A legendary former editor who helped turn around the fortunes of a regional daily has died at the age of 95.
Eric Price, left, was editor of the Western Daily Press from 1960 to 1980 and was credited with increasing sales from 12,000 to nearly 80,000 a day, becoming editor of sister title the Bristol Evening Post before his retirement.
He worked on six national newspapers including the Daily Express before returning to his native West Country and he was said to have applied Fleet Street techniques to regional journalism.
Tributes have been paid after Eric died in Bristol’s Frenchay Hospital on 14 October following a short illness.
Ian Beales, his former deputy at the WDP who later became its editor, said: “He hit it like a tornado, transforming a grey and sleepy provincial daily into a gutsy mid-market broadsheet, with a powerful blend of national and regional news.
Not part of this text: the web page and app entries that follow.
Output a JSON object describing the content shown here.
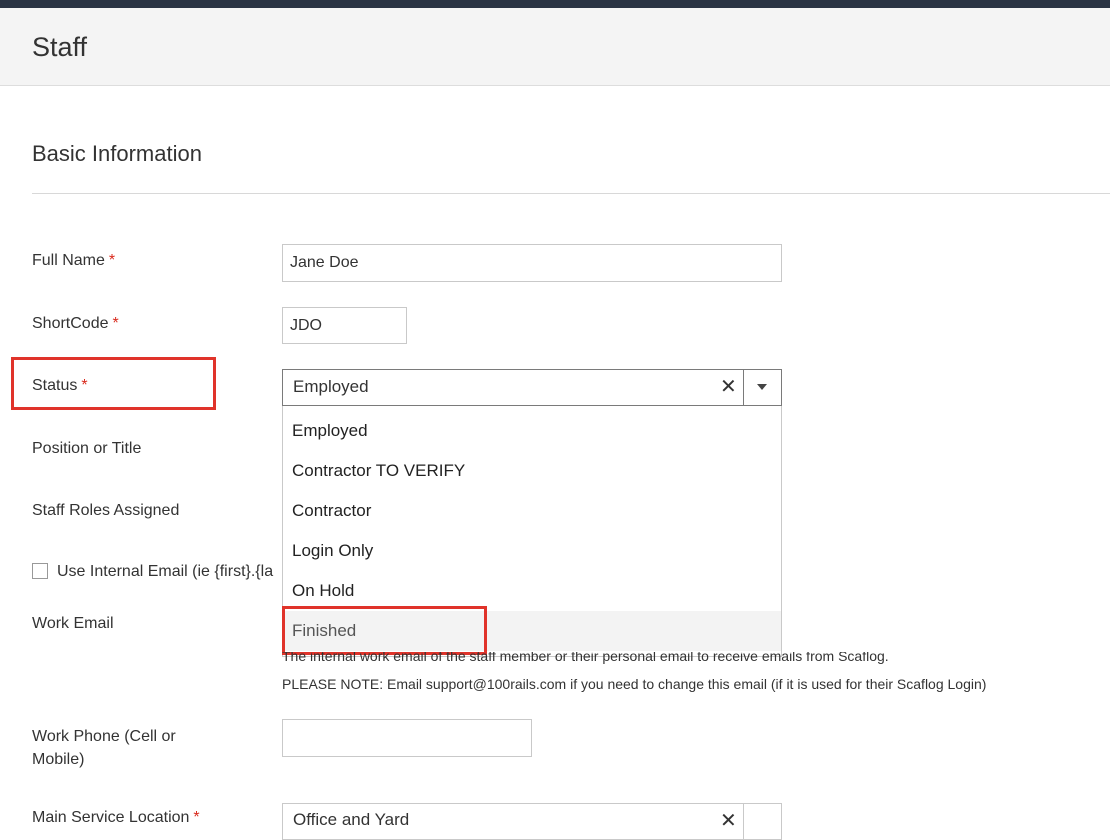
{
  "page": {
    "title": "Staff"
  },
  "section": {
    "title": "Basic Information"
  },
  "form": {
    "full_name": {
      "label": "Full Name",
      "value": "Jane Doe"
    },
    "short_code": {
      "label": "ShortCode",
      "value": "JDO"
    },
    "status": {
      "label": "Status",
      "value": "Employed",
      "options": [
        "Employed",
        "Contractor TO VERIFY",
        "Contractor",
        "Login Only",
        "On Hold",
        "Finished"
      ],
      "highlighted_option": "Finished"
    },
    "position": {
      "label": "Position or Title"
    },
    "roles": {
      "label": "Staff Roles Assigned"
    },
    "internal_email": {
      "label": "Use Internal Email (ie {first}.{la"
    },
    "work_email": {
      "label": "Work Email",
      "help_line_1": "The internal work email of the staff member or their personal email to receive emails from Scaflog.",
      "help_line_2": "PLEASE NOTE: Email support@100rails.com if you need to change this email (if it is used for their Scaflog Login)"
    },
    "work_phone": {
      "label_line_1": "Work Phone (Cell or",
      "label_line_2": "Mobile)",
      "value": ""
    },
    "main_service_location": {
      "label": "Main Service Location",
      "value": "Office and Yard"
    }
  },
  "required_marker": "*",
  "colors": {
    "topbar": "#2a3443",
    "required": "#d9291c",
    "highlight_box": "#e0332a"
  }
}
“It looked so much like the Express that one seasoned Express staffer visiting Bristol bought it by mistake and was halfway down the street before he noticed. It worked. The circulation went from 12,000 to 55,000 in five years and went on to peak at nearly 80,000.
“The paper was packed with stories, and hard-hitting campaigns: he branded the WDP as ‘the paper that fights for the West.’ It was the champion of regional causes, such as Concorde and the Port of Bristol, but the ferocious opponent of bureaucracy in all its forms – civil servants, town planners, municipal officialdom – pretentious Tory pomp, and interfering Socialism.
“Eric was a ball of energy with a passion for journalism that often exploded into anger, moderated – thank God! – by his great sense of fun. He believed fervently that newspapers were invented for journalists to enjoy themselves.
“He was irascible, raging and outrageous. But all this was redeemed by his touchingly schoolboyish sense of humour – he would put drawing pins on sub-editors’ seats, and light little fires under them. It was a stark contrast to hurling the office teapot across the room, which also happened from time to time. No one slept while Eric was on.
“His essential journalistic talent was that he was the great sub-editor: hacking and re-writing copy to give it zip, and insisting on punchy and provocative headlines. Subs, he said, were ‘the uncrowned kings of journalism.’ This made the Western Daily Press the accredited boot camp for sub-editors with ambition.
“Eric could be inspiring and exasperating in equal measure. But that was his charm. He was a great mentor, boss and friend. He was the ultimate Editor’s Editor.”
Bob Satchwell, the executive director of the Society of Editors added: “For editors advanced in their careers, Eric will be remembered with great respect and fondness for his skills as an editor, great humour and contempt for red tape. He had a great competitive spirt and was always wonderful company.”
In 1980, Eric was appointed editor of the Bristol Evening Post and group editorial director of Bristol United Press Ltd until he retired in 1983.
His wife of 72 years Barbara died earlier this year and Eric leaves two sons, three daughters, nine grandchildren and five great-grandchildren.